DNV GL, the world’s leading classification society, released a white paper – “Closing the safety gap in an era of transformation” – at a press conference. The white paper identifies a looming “safety gap” between shipping’s existing approach to safety risks and its ambitions for greater digitalisation and the adoption of alternative fuels.
The maritime industry is undergoing a rapid transition to a decarbonised, digitally smart future. However, the new technologies and fuels that the industry is banking on to meet the challenges of the next decades are also creating a new risk landscape and demanding a new approach to safety.
If shipping is able to adapt and implement the new safety paradigm identified in the white paper – the end result could be a maritime industry that is not only more efficient and sustainable – but safer as well.
“To close the safety gap, we will need a collective, ongoing effort,” said Knut Ørbeck-Nilssen, CEO of DNV GL – Maritime. “As a class society, we can play a leading role by acting as trailblazers for regulators, gathering expertise, partnering with industry and developing guidelines. Suppliers, owners, charterers, and yards can work together to ensure we treat vessels holistically, over the entire lifecycle, rather than a collection of separate sub-systems. We need to recognize how any single decision, for example the choice of fuel or introduction of a new digital system, impacts upon other ship systems, the vessel as a whole, and even the fleet. But, if we can all work together, step out of our silos, we can develop the procedures and competencies needed to meet these challenges and enable a culture of continuous improvement,” he continued.

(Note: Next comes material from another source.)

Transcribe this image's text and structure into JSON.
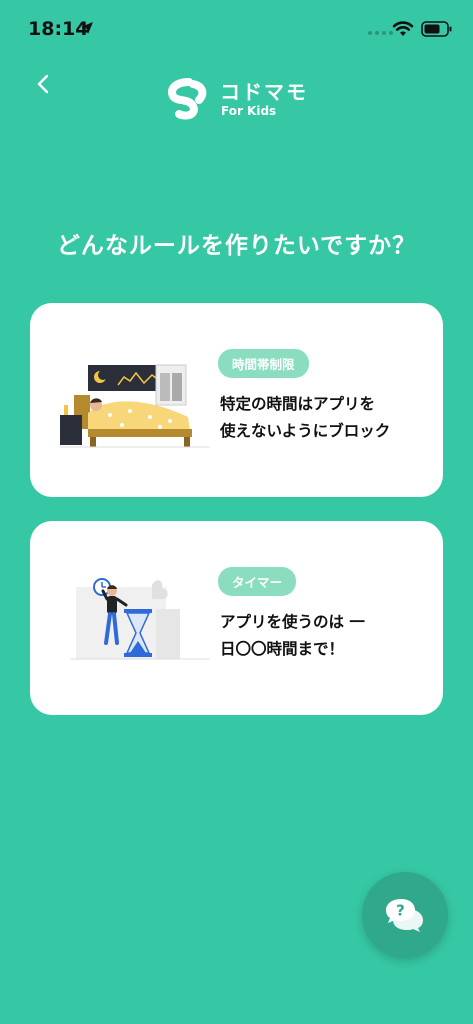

The white paper focuses on the twin trends shaping the industry – digitalization and decarbonization – and the different safety-related risks associated with these trends. Digitalization increases system complexity and introduces new ways of operation and collaboration. While decarbonization involves a significant increase in the use of alternative fuels and operations. To deal with these, the white paper focuses heavily on the interaction between technology, organizations, and the greatest asset of the maritime industry: Its people.
“If we want to ensure our industry transforms safely, we must embrace the idea that whenever we are developing new technologies, systems and processes, the end user must be central to that development process,” said Fenna van de Merwe, Principal Consultant at DNV GL – Maritime, and the paper’s lead author. “Our aim should be that throughout the industry we have a shared focus that in both design and operation we are supporting people in their work and decision making. This is essential to understanding these new risks and to building the safety barriers that will enable us to realise the potential of these new technologies and processes safely.”
The white paper concludes that every maritime organization can play a part in facilitating safe and efficient performance, by balancing technology and personnel, utilizing human-centric design, and ensuring the overall wellbeing of their people. Because ultimately, it is the people in these organisations who will lead the industry forward as it transforms to a more digital and decarbonized future.